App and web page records
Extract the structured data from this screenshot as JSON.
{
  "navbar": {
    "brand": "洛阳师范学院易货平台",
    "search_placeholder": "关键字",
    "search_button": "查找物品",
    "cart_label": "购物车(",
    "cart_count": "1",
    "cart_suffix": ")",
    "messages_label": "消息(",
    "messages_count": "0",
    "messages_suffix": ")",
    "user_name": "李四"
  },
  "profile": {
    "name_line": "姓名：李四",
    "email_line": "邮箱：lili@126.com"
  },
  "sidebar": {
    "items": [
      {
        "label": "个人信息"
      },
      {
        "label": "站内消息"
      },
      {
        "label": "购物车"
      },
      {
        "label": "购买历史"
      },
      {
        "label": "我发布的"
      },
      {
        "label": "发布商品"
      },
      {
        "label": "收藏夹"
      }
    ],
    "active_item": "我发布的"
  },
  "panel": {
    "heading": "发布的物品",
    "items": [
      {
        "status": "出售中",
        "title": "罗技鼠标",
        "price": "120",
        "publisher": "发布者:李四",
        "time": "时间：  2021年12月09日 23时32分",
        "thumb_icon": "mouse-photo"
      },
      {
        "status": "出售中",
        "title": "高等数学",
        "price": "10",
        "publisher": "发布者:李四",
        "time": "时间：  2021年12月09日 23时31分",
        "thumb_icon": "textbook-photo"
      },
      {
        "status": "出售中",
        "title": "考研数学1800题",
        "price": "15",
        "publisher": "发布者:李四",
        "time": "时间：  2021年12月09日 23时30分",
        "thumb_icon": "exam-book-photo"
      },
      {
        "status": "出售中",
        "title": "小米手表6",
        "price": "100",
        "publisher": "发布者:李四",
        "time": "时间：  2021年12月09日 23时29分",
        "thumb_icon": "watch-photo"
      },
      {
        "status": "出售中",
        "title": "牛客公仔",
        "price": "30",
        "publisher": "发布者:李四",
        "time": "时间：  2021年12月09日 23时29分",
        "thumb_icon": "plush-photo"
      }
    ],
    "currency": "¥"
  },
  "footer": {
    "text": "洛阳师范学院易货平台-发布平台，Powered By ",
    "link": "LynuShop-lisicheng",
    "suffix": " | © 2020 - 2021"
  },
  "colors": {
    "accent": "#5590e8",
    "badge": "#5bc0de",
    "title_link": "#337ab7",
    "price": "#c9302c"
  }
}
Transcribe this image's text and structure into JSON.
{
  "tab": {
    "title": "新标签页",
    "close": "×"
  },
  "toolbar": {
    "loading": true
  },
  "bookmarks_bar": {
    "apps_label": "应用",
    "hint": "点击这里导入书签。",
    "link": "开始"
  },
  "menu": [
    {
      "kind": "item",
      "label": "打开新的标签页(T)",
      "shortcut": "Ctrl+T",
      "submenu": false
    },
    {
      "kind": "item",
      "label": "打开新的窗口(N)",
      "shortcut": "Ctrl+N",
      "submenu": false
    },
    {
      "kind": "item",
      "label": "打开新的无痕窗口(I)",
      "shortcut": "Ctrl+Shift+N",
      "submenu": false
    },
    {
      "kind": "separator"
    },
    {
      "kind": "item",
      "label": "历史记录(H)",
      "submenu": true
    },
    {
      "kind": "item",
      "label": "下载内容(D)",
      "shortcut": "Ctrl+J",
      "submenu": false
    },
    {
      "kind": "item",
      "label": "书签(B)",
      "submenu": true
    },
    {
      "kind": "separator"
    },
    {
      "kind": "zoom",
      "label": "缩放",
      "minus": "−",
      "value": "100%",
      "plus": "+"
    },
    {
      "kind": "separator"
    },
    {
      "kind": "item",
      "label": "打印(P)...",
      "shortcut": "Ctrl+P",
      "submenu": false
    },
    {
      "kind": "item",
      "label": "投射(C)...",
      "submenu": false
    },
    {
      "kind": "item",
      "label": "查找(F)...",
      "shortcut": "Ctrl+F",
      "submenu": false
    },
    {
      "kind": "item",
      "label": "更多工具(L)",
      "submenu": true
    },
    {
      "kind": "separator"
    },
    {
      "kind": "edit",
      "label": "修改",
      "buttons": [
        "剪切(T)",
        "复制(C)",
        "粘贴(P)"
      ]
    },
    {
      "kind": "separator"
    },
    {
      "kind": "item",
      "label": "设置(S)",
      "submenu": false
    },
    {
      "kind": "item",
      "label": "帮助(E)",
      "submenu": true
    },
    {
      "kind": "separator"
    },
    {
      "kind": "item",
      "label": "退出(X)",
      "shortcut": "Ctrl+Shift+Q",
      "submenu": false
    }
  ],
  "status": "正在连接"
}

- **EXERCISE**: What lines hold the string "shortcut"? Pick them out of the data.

- **ANSWER TO THIS PROBLEM**:
      "shortcut": "Ctrl+T",
      "shortcut": "Ctrl+N",
      "shortcut": "Ctrl+Shift+N",
      "shortcut": "Ctrl+J",
      "shortcut": "Ctrl+P",
      "shortcut": "Ctrl+F",
      "shortcut": "Ctrl+Shift+Q",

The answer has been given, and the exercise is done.